Adding listening to your programs Speech recognition requires a microphone (builtin or connected to a USB port)
Adding image recognition to your programs Requires a camera (builtin or connected to a USB port) and registering to get API keys
Adding pre-trained machine learning models to your programs Many examples rely upon a camera. It is very slow unless your device has a GPU.
Working with words and language No special hardware requirements
Making machine learning neural nets New! It is very slow unless your device has a GPU.

Publications

The paper AI Programming by Children by Ken Kahn and Niall Winters describes this work and was published in the Proceedings of the Constructionism 2018 Conference. AI Programming by Children using Snap! Block Programming in a Developing Country by Ken Kahn, Rani Megasari, Erna Piantari and Enjun Junaeti was published at the EC-TEL 2018 conference and describes workshops with high school students in Indonesia using these AI blocks. An early version of the AI extension to Snap! is described in the paper Child-friendly Programming Interfaces to AI Cloud Services also by Ken Kahn and Niall Winters.

Presentations

This work has been presented at several conferences and universities. The slides can be found here. There are also slides from a talk about word embeddings and mathematics education.

Sample programs

The following demonstration programs use the AI Snap! blocks. They run best in the Chrome browser.

Listen to generated speech with random pitch, rate, voice, and language
(requires speaker/headphones)
Speak single word commands to a sprite (with synonym support)
(requires microphone and speaker/headphones)
Speak full sentence commands to a sprite (with keyword search)
(requires microphone and speaker/headphones)
Create funny sentences by verbally answering questions
(requires microphone and speaker/headphones)
Customise stories by verbally answering questions
(requires microphone and speaker/headphones)
Ask questions of Wikipedia
(requires microphone and speaker/headphones)
Ask about the weather anywhere in the world
(requires microphone and speaker/headphones)
Listen to a description of what is in front of the camera
 (speaker/headphones, webcam, and API key(s))
Listen to a description of what is in front of the camera in response to you speaking
(requires microphone, speaker/headphones, webcam, and API key(s))
Train the turtle to move depending on which way your finger is pointed
(requires webcam and a GPU)
Train the the turtle to move depending on the voice commands you give
(requires microphone)
Train the turtle to move left or right depending on which way you lean
(requires webcam and a GPU)
Play Rock Paper Scissors using machine learning
(requires webcam, speaker/headphones and a GPU)
Play Simon Says using machine learning
(requires webcam, speaker/headphones and a GPU)
Play Guess My Word that works by turning words into 300 numbers
(requires speaker/headphones and optional microphone)
Turn a photo into 8 different paintings
(requires webcam (but easily modified to use any image instead) and a GPU)
Translation using 300 numbers and a word list with 2.5% coverage
(no special requirements)
Guesses the relationship between two lists of numbers
(runs very slowly without a GPU)
Learns to play Tic Tac Toe
(runs very slowly without a GPU)
Names colors badly - Improve it!
(runs very slowly without a GPU)
Tries to solve analogy problems with photos (partially successfully - can you improve it?)
(runs very slowly without a GPU)
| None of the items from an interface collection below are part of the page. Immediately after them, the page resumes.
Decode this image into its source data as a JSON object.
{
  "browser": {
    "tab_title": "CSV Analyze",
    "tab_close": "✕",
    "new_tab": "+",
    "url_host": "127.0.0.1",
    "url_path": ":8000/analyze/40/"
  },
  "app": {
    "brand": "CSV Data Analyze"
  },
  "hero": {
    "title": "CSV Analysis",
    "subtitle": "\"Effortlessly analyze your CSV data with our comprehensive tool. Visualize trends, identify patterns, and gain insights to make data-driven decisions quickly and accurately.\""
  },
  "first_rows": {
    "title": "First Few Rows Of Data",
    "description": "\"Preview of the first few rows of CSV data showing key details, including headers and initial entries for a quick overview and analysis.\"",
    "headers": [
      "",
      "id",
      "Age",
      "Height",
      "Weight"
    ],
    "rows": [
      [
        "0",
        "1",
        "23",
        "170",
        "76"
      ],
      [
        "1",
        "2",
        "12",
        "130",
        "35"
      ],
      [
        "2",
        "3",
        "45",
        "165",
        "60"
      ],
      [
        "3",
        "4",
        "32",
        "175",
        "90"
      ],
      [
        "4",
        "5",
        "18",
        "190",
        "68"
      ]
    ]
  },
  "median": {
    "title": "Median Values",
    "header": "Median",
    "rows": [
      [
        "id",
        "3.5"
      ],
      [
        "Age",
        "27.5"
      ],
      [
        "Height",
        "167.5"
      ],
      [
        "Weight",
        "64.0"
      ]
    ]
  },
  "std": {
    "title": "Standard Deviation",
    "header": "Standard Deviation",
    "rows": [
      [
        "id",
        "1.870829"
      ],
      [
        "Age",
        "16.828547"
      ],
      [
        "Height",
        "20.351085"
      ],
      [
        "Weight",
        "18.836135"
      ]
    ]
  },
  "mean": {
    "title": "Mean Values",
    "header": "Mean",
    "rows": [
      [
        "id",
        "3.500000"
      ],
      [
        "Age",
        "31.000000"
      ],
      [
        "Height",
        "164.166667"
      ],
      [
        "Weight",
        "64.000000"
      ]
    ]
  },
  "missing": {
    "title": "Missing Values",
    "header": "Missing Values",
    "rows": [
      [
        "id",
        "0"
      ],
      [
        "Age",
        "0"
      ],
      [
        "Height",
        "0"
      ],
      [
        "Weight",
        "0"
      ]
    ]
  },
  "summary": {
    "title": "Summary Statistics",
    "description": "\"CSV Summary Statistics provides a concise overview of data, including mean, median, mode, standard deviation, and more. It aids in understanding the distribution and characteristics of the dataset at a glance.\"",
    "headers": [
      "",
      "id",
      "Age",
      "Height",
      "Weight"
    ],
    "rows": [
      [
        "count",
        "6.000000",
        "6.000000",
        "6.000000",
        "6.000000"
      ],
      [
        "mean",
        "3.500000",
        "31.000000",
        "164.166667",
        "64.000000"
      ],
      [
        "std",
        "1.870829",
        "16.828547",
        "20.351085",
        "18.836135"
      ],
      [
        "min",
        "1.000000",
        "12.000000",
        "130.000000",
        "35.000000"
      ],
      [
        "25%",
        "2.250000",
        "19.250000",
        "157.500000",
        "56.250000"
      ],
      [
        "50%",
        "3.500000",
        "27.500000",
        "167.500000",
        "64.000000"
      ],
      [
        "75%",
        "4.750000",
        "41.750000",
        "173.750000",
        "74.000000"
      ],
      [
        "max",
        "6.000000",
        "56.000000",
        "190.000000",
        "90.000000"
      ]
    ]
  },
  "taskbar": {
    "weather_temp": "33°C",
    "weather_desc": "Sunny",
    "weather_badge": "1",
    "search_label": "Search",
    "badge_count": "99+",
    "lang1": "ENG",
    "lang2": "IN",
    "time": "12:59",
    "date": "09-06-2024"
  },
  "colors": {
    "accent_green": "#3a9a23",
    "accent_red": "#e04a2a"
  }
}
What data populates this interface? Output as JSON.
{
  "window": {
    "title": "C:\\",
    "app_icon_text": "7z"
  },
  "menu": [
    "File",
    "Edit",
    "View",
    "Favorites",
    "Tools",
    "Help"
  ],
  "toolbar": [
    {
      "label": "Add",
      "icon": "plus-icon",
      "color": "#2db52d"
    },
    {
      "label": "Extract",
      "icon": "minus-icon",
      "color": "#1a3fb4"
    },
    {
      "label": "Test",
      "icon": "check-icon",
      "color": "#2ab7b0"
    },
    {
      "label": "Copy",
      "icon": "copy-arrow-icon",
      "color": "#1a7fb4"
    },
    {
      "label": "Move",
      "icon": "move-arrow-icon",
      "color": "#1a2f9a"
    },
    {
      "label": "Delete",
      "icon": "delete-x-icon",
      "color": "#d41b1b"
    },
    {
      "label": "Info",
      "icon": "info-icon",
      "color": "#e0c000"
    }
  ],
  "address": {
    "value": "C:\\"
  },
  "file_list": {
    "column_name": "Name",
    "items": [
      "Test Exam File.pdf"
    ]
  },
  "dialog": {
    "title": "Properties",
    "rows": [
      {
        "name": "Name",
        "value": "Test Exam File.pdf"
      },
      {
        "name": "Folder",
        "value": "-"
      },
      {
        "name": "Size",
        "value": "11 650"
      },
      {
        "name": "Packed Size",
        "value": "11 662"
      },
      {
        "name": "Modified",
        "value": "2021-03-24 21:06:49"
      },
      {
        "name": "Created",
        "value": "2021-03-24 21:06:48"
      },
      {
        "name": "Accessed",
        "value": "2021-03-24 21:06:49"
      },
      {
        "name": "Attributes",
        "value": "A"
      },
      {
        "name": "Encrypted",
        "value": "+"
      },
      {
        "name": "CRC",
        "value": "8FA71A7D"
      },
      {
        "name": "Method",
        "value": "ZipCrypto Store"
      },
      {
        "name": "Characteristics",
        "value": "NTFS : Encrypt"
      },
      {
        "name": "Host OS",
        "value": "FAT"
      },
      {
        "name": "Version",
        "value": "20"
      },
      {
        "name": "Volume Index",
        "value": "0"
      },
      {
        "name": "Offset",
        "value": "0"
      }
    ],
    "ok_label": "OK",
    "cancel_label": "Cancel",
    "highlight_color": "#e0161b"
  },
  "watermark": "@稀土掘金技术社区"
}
We have collected some projects by students who have used these AI blocks.

Source code

The Snap! AI blocks load this JavaScript file on Github and then calls the functions defined therein.

Contact

Send email to Ken Kahn (toontalk@gmail.com) if you encounter problems or have questions.

GPU required for chapter 4 image recognition and some demos

Nearly all modern computers have a GPU. Without one or with a very primitive one programs using machine learning may run very slowly. For example, the image machine learning commands run very slowly on Raspberry Pis. One version of the audio training primitives, however, do run well on Raspberry Pis.

Using the AI blocks in your projects

You can import this file into your existing or new projects. The AI blocks can then be found in the Snap! palette under , , or .